A Russian artist, Nikita Nomerz, launched the project dubbed “The living walls” in Nizhny Novgorod in 2010.
Nikita transforms the facades of disused and dilapidated buildings into characters with human emotions: happiness, embarrassment and even anger. City wasteland, trees and even bridges also come in for the magic treatment.
“It wanted to create a series of street works, which have a common idea of giving a second life to old, abandoned buildings,” writes Nikita on his official website page.
The artist compares street art and with standard drawings and painting, saying these two types have, “different feelings, different emotions and a different atmosphere.”
A scruffy water tower becomes a beacon of laughter and a bridge across a river assumes the aspect of a scary monster with sharp teeth, thanks to Nikita’s deft touch.
“When you are doing street art, you create a dialogue with passersby, architecture, and nature and with other artists. Maybe on streets, art is not so durable, but it's for real and alive. These works live their own life.”
But Nikita didn’t stop with the “Living walls” project in Nizhny Novgorod. He was invited to breathe life into rundown buildings and other structures in Moscow, Ekaterinburg and Perm. Belarus also took a shine to the gifted artist, whose art now adorns buildings in Minsk and other cities in the country.

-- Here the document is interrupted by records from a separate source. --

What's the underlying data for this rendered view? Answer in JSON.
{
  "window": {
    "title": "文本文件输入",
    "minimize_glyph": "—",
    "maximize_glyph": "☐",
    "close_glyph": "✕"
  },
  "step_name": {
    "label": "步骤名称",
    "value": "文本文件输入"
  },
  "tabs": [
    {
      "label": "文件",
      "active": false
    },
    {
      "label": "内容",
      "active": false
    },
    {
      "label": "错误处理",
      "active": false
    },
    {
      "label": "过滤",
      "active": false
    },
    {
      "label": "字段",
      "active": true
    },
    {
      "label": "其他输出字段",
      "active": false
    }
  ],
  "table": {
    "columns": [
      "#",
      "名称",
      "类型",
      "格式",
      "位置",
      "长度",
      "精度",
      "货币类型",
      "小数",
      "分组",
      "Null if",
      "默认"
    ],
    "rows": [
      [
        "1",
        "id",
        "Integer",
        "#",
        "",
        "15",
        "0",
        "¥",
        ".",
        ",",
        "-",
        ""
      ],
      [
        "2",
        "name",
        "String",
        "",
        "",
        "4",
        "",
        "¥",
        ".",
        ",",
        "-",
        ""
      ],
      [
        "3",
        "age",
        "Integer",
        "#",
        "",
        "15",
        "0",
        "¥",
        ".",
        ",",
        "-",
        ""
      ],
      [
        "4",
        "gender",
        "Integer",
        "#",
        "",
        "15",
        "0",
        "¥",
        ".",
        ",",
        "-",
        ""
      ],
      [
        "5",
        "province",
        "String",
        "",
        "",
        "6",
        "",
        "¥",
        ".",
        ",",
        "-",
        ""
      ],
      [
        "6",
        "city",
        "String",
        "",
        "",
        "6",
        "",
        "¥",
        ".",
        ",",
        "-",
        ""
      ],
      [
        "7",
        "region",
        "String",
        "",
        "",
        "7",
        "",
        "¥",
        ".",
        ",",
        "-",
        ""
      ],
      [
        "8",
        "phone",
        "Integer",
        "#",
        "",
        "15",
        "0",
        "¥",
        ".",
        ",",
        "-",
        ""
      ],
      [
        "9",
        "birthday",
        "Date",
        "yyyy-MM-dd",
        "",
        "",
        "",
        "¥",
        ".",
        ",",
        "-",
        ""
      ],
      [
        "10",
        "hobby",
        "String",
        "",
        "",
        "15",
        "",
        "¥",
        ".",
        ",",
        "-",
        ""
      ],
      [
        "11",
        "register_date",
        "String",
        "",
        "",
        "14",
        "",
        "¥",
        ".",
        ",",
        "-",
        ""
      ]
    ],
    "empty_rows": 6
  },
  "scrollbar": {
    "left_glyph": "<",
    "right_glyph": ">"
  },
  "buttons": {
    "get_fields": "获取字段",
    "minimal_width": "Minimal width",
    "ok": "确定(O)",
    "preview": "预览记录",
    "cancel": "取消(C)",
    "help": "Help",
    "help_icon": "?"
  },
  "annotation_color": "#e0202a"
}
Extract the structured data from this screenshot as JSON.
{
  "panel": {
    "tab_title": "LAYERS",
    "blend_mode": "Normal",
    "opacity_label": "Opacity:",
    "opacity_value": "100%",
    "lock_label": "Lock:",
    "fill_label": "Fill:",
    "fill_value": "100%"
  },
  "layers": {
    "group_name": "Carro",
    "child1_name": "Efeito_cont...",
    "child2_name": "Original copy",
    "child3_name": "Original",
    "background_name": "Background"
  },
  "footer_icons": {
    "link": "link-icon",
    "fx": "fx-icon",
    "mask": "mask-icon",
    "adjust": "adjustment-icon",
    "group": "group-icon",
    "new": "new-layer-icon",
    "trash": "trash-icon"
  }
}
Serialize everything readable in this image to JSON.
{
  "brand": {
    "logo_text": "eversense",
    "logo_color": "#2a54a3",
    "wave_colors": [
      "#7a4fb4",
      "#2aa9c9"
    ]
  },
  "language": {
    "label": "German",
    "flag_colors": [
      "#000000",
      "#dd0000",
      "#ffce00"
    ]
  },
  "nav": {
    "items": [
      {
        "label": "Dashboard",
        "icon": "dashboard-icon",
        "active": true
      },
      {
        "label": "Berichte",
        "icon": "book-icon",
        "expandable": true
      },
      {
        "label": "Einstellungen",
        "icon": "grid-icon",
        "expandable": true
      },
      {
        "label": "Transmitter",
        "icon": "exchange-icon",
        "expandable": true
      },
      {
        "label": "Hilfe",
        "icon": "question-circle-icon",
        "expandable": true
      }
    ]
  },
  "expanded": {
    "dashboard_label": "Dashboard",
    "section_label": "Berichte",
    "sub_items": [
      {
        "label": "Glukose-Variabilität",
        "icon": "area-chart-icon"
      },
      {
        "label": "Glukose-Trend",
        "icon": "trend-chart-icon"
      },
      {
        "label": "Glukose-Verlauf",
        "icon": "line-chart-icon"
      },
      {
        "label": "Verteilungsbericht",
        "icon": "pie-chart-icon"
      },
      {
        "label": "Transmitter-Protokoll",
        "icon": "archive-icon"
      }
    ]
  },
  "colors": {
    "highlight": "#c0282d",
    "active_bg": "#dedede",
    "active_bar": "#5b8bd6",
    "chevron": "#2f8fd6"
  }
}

In 2013, Chinese Hainan Airlines’ official magazine published a piece on the talented artist in an article called: "The Smiling Crumbing Walls". After this publicity, Nikita was invited to Suyfunhe City in China where he brightened up the façade of a four-story building with a stunning piece of work called “The Chinese residents”.